Task description: The pictures do not go in the copy. Reproduce the rest of the entries exactly.

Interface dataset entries

__________________________________________________

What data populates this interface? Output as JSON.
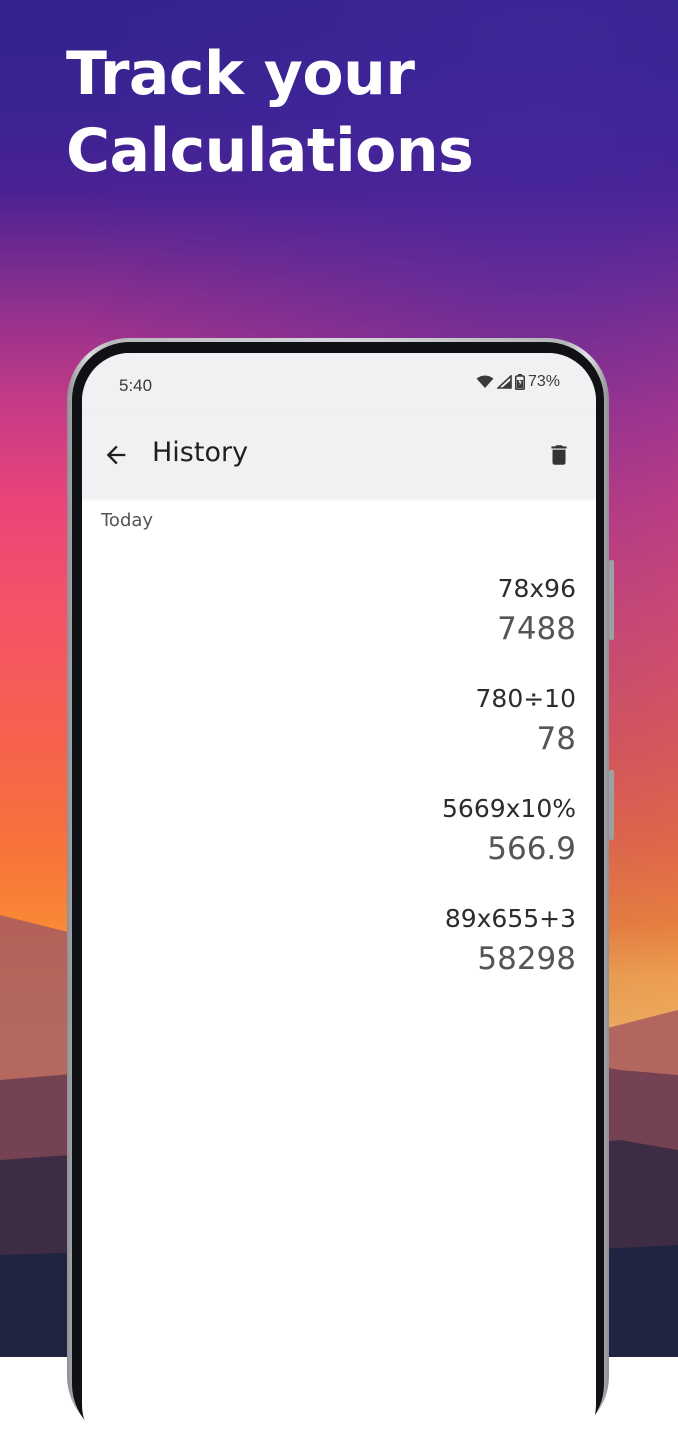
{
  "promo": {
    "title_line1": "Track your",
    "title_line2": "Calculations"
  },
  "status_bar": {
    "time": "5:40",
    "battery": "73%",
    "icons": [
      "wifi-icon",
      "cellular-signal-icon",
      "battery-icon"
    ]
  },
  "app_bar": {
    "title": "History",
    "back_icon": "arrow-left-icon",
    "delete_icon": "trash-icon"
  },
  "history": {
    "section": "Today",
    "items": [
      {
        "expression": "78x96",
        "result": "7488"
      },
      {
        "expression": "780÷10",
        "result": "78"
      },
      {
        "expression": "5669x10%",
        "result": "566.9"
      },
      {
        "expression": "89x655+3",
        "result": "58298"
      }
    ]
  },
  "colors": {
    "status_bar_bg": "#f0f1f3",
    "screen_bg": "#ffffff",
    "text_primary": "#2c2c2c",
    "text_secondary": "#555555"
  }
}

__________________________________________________

Solution to this task:
What data populates this interface? Output as JSON.
{
  "promo": {
    "title_line1": "Track your",
    "title_line2": "Calculations"
  },
  "status_bar": {
    "time": "5:40",
    "battery": "73%",
    "icons": [
      "wifi-icon",
      "cellular-signal-icon",
      "battery-icon"
    ]
  },
  "app_bar": {
    "title": "History",
    "back_icon": "arrow-left-icon",
    "delete_icon": "trash-icon"
  },
  "history": {
    "section": "Today",
    "items": [
      {
        "expression": "78x96",
        "result": "7488"
      },
      {
        "expression": "780÷10",
        "result": "78"
      },
      {
        "expression": "5669x10%",
        "result": "566.9"
      },
      {
        "expression": "89x655+3",
        "result": "58298"
      }
    ]
  },
  "colors": {
    "status_bar_bg": "#f0f1f3",
    "screen_bg": "#ffffff",
    "text_primary": "#2c2c2c",
    "text_secondary": "#555555"
  }
}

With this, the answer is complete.